Another factor to consider is backward compatibility. IPv4 hosts are unable to address IP packets directly to an IPv6 host and vice-versa. So this means that it is not realistic to just switch over a network from IPv4 to IPv6. When implementing IPv6 a significant period of dual stack IPv4 and IPv6 coexistence needs to take place. This is where IPv6 is turned on and run in parallel with the existing IPv4 network. Again from an Enterprise perspective, I suspect this just sounds like two networks instead of one and double administrative overhead for most IT decision makers.

Networks need to provide continued support for IPv4 for as long as there are significant levels of IPv4 only networks and services still deployed. Many IT decision makers would rather spend their budget elsewhere and ignore the issue for another year.

Only once the majority of the Internet supports a dual stack environment can networks start to turn off their continued support for IPv4. Therefore, while there is no particular competitive advantage to be gained by early adoption of IPv6, the collective internet wide decommissioning of IPv4 is likely to be determined by the late adopters.

So what should I do?

It’s important to understand where you are now and arm yourself with enough information to plan accordingly.

  • Check if your ISP is currently supporting IPv6 by visiting a website like http://testmyipv6.com/. There is a dual stack test which will let you know if you are using IPv4 alongside IPv6.
  • Understand if the networking equipment you have in place supports IPv6.
  • Understand if all your existing networked devices (everything that consumes an IP address) supports IPv6.
  • Ensure that all new device acquisitions are fully supportive of IPv6.
  • Understand if the services you consume support IPv6. (If you are making use of public cloud providers, understand if the services you consume support IPv6 or have a road map to IPv6.)
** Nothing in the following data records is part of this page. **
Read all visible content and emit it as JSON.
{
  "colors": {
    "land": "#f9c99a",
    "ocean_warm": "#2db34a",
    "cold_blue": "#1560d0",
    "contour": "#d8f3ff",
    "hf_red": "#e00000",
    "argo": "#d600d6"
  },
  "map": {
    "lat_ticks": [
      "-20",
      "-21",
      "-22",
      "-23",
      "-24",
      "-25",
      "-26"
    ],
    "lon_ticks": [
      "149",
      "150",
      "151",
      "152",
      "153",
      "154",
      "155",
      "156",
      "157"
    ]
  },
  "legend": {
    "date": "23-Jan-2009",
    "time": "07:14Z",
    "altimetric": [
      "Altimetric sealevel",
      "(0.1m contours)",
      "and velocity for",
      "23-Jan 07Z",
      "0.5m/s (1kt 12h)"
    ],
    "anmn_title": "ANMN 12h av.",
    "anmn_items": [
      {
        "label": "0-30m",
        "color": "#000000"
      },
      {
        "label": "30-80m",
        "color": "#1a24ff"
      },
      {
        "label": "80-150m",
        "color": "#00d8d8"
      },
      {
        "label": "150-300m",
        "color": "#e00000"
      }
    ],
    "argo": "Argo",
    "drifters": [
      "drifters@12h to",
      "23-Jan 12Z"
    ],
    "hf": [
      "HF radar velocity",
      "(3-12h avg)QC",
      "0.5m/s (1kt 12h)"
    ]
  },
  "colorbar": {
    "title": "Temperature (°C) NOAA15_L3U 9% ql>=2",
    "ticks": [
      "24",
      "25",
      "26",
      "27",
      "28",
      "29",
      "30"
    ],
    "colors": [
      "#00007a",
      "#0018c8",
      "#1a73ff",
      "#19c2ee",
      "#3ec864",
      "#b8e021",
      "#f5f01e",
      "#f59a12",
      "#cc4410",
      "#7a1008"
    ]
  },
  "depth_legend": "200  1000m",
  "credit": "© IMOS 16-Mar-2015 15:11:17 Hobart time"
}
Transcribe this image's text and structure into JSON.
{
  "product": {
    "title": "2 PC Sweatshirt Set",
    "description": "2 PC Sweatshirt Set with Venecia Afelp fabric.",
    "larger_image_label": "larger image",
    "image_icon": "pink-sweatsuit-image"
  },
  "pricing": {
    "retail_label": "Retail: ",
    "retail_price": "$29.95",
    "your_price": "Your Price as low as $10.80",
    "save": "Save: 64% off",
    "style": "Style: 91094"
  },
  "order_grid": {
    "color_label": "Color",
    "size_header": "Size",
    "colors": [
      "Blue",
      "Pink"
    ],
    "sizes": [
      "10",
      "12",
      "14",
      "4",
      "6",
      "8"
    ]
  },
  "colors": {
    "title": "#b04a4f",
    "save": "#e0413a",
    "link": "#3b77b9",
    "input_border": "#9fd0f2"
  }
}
Whilst there is no official switch-off date for IPv4. The reality is that IPv6 isn’t going away and as IT decision makers we can’t postpone planning for its implementation indefinitely. Take the time now to understand where your organisation is at. Make your transition to IPv6 a success story!!